• _What is expected_: List each line of the data that holds the string "payments".
[[ Extracted entries, beginning ]]
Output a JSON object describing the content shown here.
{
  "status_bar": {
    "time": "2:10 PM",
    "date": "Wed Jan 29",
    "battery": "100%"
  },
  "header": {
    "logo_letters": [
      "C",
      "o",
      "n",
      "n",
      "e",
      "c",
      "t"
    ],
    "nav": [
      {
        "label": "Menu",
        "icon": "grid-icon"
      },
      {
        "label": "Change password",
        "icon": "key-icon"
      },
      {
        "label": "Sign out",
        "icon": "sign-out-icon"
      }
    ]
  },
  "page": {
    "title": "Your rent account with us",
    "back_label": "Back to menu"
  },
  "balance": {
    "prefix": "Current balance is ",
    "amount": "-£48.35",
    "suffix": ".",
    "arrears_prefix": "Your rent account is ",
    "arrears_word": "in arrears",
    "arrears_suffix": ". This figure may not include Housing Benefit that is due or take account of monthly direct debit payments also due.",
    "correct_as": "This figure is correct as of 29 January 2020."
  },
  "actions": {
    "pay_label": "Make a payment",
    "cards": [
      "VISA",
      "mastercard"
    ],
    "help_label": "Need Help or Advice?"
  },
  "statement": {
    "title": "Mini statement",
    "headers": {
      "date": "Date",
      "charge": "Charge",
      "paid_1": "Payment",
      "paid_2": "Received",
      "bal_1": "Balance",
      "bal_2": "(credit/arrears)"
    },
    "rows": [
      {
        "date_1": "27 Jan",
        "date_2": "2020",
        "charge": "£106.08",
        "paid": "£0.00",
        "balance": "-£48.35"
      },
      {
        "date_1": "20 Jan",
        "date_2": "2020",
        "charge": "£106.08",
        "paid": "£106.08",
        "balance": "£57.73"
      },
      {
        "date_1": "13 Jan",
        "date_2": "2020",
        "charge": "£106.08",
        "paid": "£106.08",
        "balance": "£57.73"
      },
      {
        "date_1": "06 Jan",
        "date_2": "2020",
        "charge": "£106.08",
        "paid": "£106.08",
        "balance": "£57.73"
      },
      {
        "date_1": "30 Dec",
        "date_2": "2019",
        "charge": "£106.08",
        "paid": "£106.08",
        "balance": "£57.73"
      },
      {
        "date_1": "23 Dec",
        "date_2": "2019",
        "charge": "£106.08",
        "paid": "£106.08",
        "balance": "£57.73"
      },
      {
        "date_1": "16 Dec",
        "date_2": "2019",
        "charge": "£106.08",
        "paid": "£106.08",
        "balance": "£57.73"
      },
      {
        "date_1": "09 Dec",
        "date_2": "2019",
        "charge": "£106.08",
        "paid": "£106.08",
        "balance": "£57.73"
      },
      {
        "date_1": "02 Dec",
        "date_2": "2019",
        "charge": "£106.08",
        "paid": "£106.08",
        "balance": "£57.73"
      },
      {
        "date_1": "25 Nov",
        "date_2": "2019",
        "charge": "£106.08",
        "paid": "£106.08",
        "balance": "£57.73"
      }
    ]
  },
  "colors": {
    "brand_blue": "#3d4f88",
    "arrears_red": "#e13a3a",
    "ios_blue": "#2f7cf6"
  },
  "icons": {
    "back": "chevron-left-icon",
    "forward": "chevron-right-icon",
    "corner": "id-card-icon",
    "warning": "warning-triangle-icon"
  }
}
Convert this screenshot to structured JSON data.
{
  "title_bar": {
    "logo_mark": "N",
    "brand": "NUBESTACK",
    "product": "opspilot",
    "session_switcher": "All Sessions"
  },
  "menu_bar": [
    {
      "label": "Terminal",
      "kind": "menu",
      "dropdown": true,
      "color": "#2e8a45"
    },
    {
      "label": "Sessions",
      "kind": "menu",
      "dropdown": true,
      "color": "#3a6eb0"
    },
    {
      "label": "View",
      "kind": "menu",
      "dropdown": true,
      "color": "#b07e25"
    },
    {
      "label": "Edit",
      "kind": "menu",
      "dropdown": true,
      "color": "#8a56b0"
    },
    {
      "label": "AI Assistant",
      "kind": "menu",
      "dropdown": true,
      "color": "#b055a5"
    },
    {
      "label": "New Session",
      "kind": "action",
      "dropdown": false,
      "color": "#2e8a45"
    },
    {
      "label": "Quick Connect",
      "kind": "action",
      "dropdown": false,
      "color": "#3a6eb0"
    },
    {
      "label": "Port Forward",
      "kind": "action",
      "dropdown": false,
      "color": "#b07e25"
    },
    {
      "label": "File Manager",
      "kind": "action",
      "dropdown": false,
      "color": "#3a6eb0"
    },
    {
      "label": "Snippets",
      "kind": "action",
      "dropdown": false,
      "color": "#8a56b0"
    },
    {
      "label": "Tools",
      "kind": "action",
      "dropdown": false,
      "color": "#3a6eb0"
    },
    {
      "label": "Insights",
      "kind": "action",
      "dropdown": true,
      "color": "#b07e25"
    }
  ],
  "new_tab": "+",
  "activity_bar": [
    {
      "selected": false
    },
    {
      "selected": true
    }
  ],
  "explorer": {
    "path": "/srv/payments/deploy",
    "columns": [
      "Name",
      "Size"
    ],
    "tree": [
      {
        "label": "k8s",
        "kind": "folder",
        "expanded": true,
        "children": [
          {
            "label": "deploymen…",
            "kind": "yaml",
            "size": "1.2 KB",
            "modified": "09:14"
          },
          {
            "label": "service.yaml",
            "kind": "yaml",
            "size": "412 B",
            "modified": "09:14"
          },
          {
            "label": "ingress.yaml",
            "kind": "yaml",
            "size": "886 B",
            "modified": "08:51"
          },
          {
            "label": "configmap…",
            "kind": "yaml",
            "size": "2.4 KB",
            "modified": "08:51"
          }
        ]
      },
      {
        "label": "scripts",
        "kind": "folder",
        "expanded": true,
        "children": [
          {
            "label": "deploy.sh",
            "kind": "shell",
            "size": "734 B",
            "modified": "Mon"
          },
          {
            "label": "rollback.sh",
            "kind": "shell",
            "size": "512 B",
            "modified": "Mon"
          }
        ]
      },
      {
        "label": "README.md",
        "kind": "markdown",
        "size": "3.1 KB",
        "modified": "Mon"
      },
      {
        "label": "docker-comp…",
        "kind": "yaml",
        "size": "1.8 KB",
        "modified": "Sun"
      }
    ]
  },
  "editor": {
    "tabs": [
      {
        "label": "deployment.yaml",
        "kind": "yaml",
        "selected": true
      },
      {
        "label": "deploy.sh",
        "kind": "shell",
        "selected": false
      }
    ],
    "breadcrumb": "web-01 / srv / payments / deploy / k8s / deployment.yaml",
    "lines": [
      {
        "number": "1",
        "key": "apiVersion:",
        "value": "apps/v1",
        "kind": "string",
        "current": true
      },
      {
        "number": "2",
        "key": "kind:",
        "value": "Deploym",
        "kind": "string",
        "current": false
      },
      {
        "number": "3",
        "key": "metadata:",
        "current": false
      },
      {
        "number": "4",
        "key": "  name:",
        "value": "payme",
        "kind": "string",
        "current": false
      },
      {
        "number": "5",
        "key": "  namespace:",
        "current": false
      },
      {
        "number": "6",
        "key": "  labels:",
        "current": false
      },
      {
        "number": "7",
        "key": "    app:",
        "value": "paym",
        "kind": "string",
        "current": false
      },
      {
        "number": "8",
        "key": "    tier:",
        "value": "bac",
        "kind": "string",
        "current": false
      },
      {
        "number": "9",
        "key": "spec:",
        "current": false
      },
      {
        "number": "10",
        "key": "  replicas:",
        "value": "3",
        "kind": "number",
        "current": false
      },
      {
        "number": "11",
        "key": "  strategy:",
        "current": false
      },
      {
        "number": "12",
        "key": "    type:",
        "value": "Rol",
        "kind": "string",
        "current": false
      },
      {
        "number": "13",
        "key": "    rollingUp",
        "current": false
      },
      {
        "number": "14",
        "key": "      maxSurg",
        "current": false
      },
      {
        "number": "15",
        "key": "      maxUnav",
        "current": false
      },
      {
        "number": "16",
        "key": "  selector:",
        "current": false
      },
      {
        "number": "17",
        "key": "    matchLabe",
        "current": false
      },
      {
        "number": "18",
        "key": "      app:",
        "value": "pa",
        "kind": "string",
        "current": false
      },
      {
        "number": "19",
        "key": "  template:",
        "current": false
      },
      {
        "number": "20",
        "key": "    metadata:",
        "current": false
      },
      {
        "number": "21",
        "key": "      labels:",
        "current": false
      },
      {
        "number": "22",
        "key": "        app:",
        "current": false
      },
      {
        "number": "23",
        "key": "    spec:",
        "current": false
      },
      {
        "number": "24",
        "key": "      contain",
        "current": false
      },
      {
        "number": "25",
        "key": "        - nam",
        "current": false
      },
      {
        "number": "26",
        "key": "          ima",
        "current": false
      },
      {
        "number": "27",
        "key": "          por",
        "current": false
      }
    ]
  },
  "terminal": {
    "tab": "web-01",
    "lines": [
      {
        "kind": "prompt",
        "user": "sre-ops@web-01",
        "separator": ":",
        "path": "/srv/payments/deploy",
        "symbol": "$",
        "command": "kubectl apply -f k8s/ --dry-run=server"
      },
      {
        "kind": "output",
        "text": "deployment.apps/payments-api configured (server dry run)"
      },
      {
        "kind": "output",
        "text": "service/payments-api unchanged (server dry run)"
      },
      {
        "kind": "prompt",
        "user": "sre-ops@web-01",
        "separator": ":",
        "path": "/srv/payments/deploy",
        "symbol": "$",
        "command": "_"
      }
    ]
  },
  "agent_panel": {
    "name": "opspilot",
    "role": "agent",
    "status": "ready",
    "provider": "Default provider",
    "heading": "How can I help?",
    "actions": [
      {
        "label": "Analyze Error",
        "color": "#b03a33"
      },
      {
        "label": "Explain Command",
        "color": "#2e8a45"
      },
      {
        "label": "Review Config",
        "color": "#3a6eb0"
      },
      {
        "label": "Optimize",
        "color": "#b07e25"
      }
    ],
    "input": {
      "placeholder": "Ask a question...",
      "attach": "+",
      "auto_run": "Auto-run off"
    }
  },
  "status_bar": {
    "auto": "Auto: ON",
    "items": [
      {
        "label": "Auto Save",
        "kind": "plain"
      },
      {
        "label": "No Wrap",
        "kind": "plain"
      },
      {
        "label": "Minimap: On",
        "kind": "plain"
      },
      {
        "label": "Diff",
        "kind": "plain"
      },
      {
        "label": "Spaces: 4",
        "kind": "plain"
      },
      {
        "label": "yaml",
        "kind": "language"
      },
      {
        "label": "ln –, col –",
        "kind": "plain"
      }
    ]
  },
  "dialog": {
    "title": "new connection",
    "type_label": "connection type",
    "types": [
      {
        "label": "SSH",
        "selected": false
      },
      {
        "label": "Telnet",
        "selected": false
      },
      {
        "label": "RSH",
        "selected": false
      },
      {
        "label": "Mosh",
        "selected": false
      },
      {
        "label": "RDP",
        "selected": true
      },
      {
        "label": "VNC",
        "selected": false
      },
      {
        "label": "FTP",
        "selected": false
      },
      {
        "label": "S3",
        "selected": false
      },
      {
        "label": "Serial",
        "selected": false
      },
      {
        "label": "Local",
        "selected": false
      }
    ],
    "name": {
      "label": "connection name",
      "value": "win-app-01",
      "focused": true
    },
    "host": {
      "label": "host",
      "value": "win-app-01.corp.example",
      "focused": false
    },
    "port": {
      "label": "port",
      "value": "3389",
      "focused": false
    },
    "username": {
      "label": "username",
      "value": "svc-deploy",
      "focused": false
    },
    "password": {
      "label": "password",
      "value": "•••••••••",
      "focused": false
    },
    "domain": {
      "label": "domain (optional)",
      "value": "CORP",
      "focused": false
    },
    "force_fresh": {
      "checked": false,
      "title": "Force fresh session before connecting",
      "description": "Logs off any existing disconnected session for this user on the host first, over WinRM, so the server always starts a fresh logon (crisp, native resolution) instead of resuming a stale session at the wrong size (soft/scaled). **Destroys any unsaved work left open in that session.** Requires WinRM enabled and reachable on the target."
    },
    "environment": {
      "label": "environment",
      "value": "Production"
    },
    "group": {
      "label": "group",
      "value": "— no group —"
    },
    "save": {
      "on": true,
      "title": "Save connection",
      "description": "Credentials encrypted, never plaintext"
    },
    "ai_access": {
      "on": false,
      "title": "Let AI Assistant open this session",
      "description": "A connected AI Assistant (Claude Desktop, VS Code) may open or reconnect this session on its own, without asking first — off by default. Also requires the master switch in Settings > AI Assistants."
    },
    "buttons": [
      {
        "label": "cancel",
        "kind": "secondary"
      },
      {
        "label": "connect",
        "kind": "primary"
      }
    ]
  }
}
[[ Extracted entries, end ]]
• _Finished exercise_:
    "arrears_suffix": ". This figure may not include Housing Benefit that is due or take account of monthly direct debit payments also due.",
    "path": "/srv/payments/deploy",
    "breadcrumb": "web-01 / srv / payments / deploy / k8s / deployment.yaml",
        "path": "/srv/payments/deploy",
        "text": "deployment.apps/payments-api configured (server dry run)"
        "text": "service/payments-api unchanged (server dry run)"
        "path": "/srv/payments/deploy",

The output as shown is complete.